———

This article originally ran on InnovationMap.

New collaboration to build data center microgrid in Houston

coming soon

Two companies are teaming up to build a natural gas microgrid in Houston that will reduce emissions by 98 percent.

Provider of prime and backup power solutions RPower has teamed up with Houston’s ViVaVerse Solutions to build a 17-megawatt (MW) microgrid at the ViVa Center campus in Houston, which is expected to be commissioned by the end of the year.

The microgrid plans to employ ultra-low emissions and natural gas generators to deliver Resiliency-as-a-Service (RaaS), and this will connect to ViVaVerse's colocation data center operations during utility outages.

RPower will also deploy the microgrid across different ERCOT market programs, which will contribute to assist with essential capacity and ancillary services for the local grid. ERCOT has increased its use of renewable energy in recent years, but still has faced criticism for unstable conditions. The microgrids can potentially assist ERCOT, and also help cut back on emissions.

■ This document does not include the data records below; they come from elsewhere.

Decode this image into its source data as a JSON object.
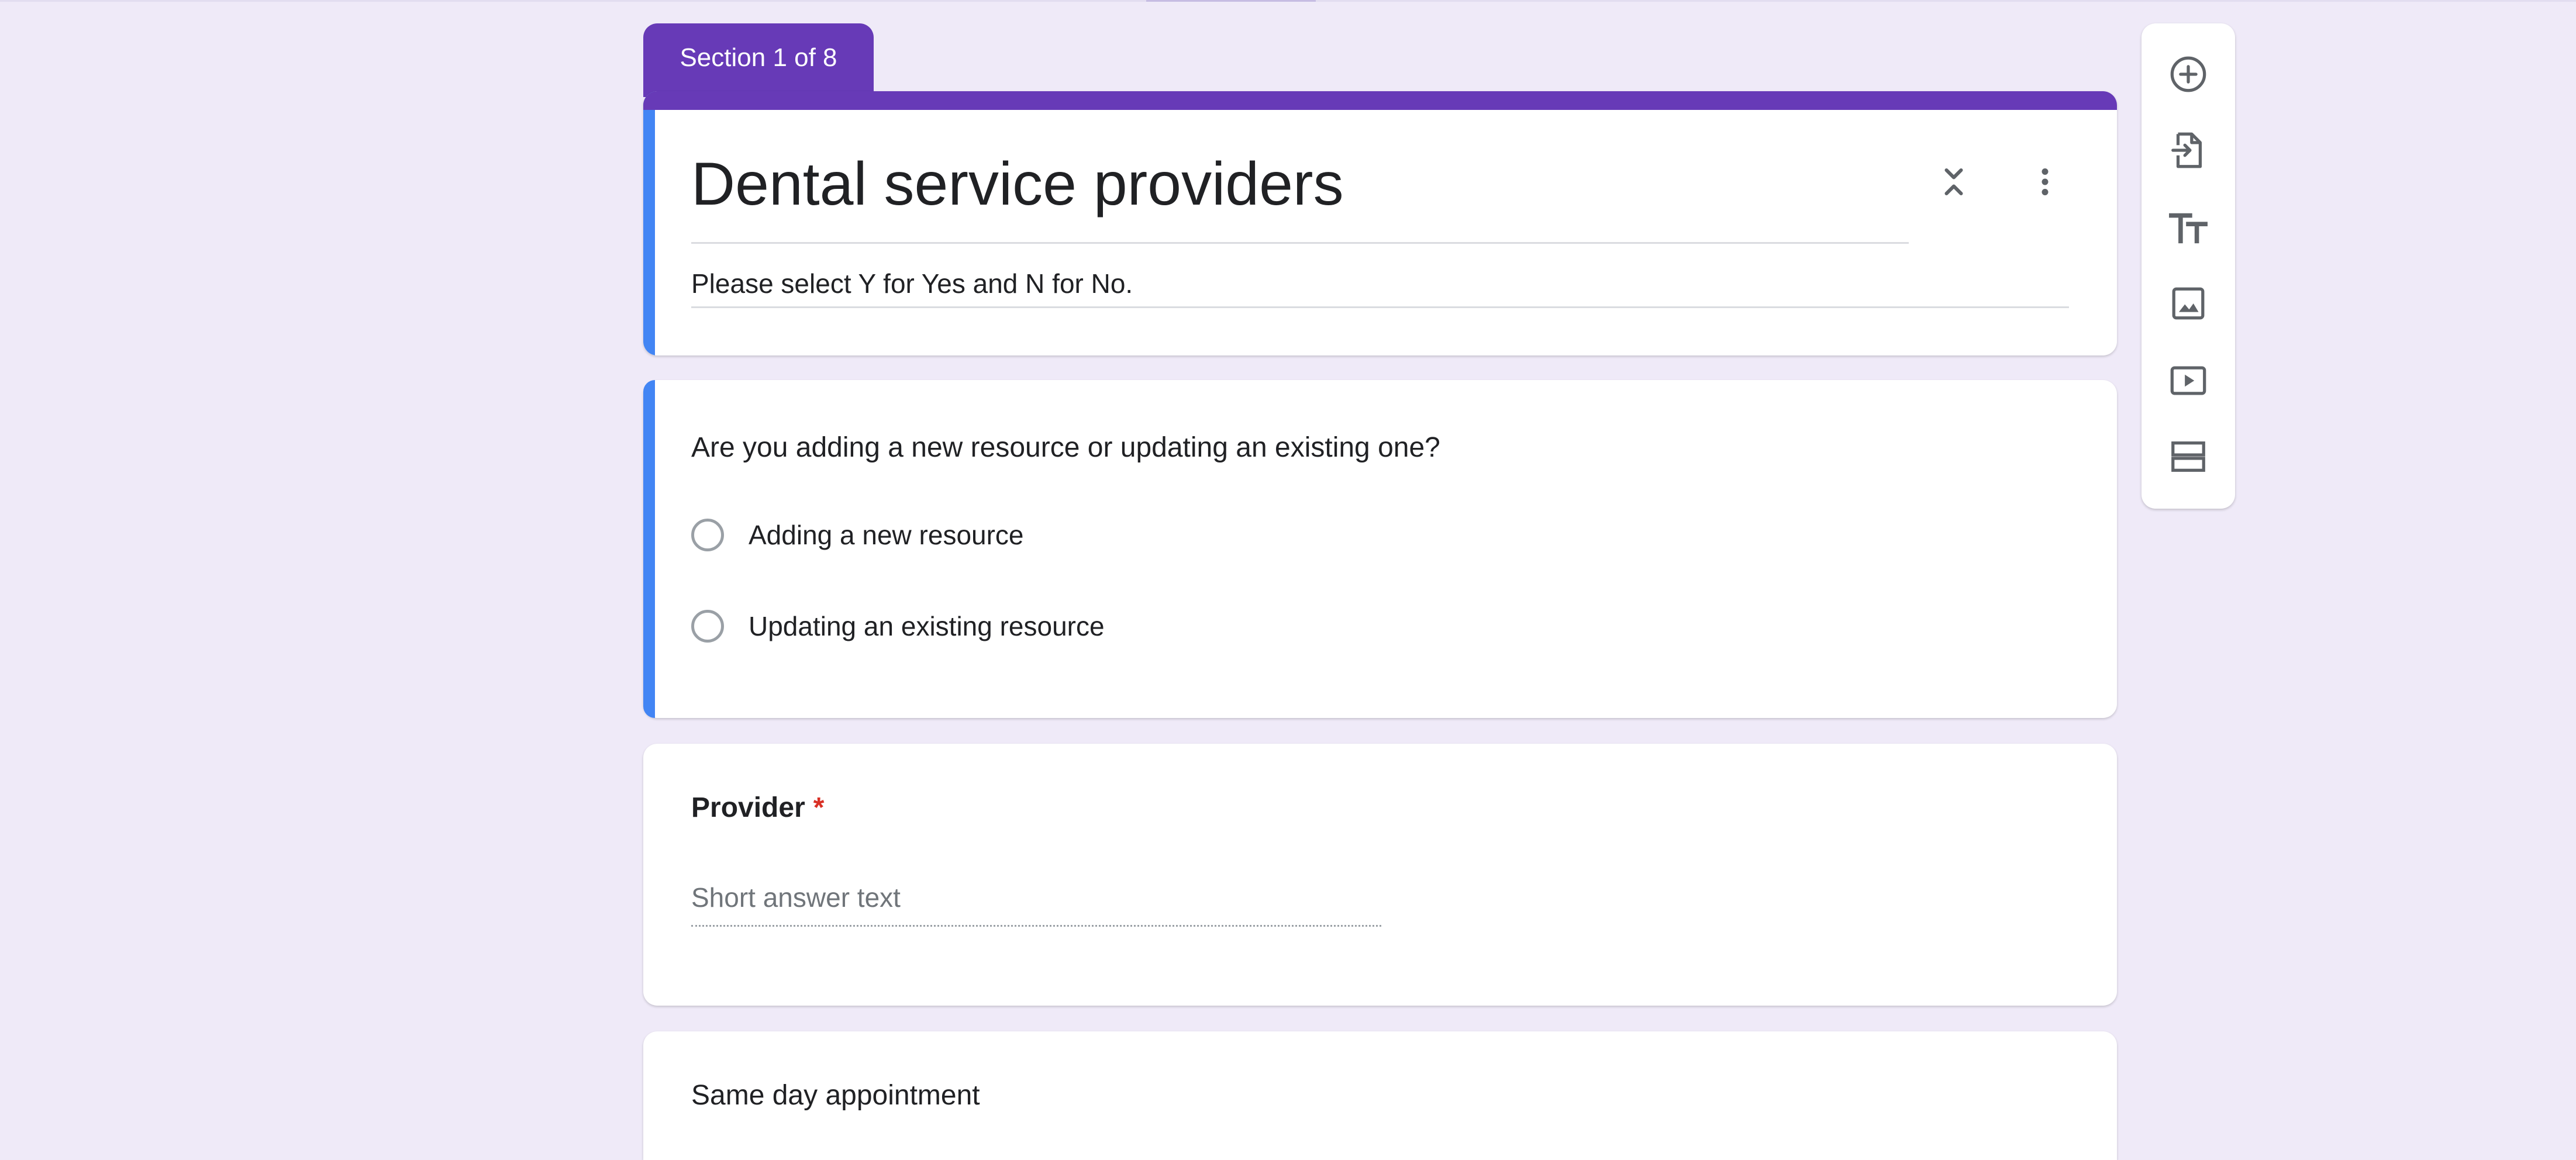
{
  "section_tab": {
    "label": "Section 1 of 8"
  },
  "header": {
    "title": "Dental service providers",
    "description": "Please select Y for Yes and N for No."
  },
  "questions": [
    {
      "text": "Are you adding a new resource or updating an existing one?",
      "type": "multiple-choice",
      "options": [
        "Adding a new resource",
        "Updating an existing resource"
      ]
    },
    {
      "text": "Provider",
      "required_mark": "*",
      "type": "short-answer",
      "placeholder": "Short answer text"
    },
    {
      "text": "Same day appointment",
      "type": "unknown"
    }
  ],
  "toolbar": {
    "tools": [
      {
        "icon": "add-question-icon"
      },
      {
        "icon": "import-questions-icon"
      },
      {
        "icon": "add-title-icon"
      },
      {
        "icon": "add-image-icon"
      },
      {
        "icon": "add-video-icon"
      },
      {
        "icon": "add-section-icon"
      }
    ]
  },
  "colors": {
    "theme": "#673ab7",
    "active_accent": "#4285f4",
    "background": "#efeaf8",
    "required": "#d93025"
  }
}
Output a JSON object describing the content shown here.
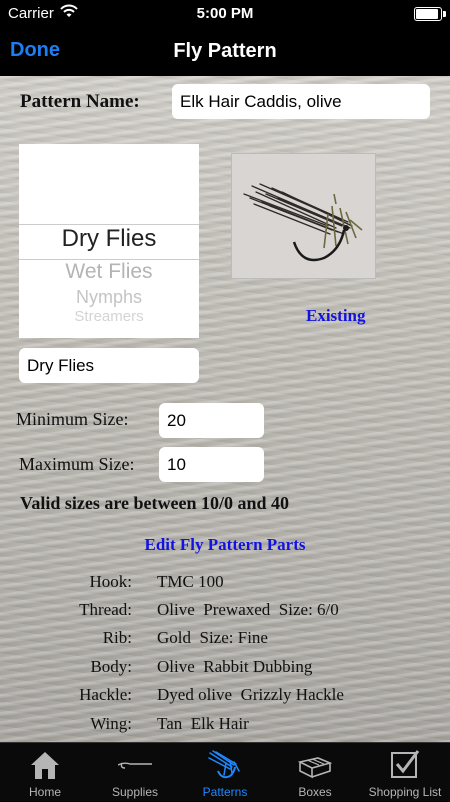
{
  "status": {
    "carrier": "Carrier",
    "time": "5:00 PM"
  },
  "nav": {
    "done": "Done",
    "title": "Fly Pattern"
  },
  "form": {
    "pattern_name_label": "Pattern Name:",
    "pattern_name_value": "Elk Hair Caddis, olive",
    "picker_options": [
      "Dry Flies",
      "Wet Flies",
      "Nymphs",
      "Streamers"
    ],
    "category_value": "Dry Flies",
    "existing_link": "Existing",
    "min_size_label": "Minimum Size:",
    "min_size_value": "20",
    "max_size_label": "Maximum Size:",
    "max_size_value": "10",
    "valid_sizes_text": "Valid sizes are between 10/0 and 40",
    "edit_parts_link": "Edit Fly Pattern Parts"
  },
  "parts": [
    {
      "label": "Hook:",
      "value": "TMC 100"
    },
    {
      "label": "Thread:",
      "value": "Olive  Prewaxed  Size: 6/0"
    },
    {
      "label": "Rib:",
      "value": "Gold  Size: Fine"
    },
    {
      "label": "Body:",
      "value": "Olive  Rabbit Dubbing"
    },
    {
      "label": "Hackle:",
      "value": "Dyed olive  Grizzly Hackle"
    },
    {
      "label": "Wing:",
      "value": "Tan  Elk Hair"
    }
  ],
  "tabs": [
    {
      "label": "Home",
      "icon": "home-icon"
    },
    {
      "label": "Supplies",
      "icon": "hook-icon"
    },
    {
      "label": "Patterns",
      "icon": "fly-icon"
    },
    {
      "label": "Boxes",
      "icon": "box-icon"
    },
    {
      "label": "Shopping List",
      "icon": "checkbox-icon"
    }
  ],
  "active_tab": "Patterns",
  "colors": {
    "accent": "#1c7ef5",
    "link": "#1313e0",
    "tab_inactive": "#b5b5b5"
  }
}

“RPower's pioneering microgrid will not only deliver essential N+1 resiliency to our data center operations but will also contribute to the local community by supplying necessary capacity during peak demand periods when the electric grid is strained,” Eduardo Morales, CEO of ViVaVerse Solutions and Morales Capital Group, says in a news release.

ViVaVerse Solutions will be converting the former Compaq Computer/HPE headquarters Campus into an innovative technology hub called the ViVa Center, which will host the High-Performance Computing Data Center, and spaces dedicated to mission critical infrastructure and technical facilities . The hub will host 200 data labs.

“We are thrilled to partner with ViVaVerse to deploy this `first of its kind' microgrid solution in the data center space,” Jeff Starcher, CEO of RPower, adds. “Our natural gas backup generation system delivers the same reliability and performance as traditional diesel systems, but with a 98 percent reduction in emissions. Further, the RPower system provides critical grid services and will respond to the volatility of renewable generation, further enabling the energy transition to a carbon free future.”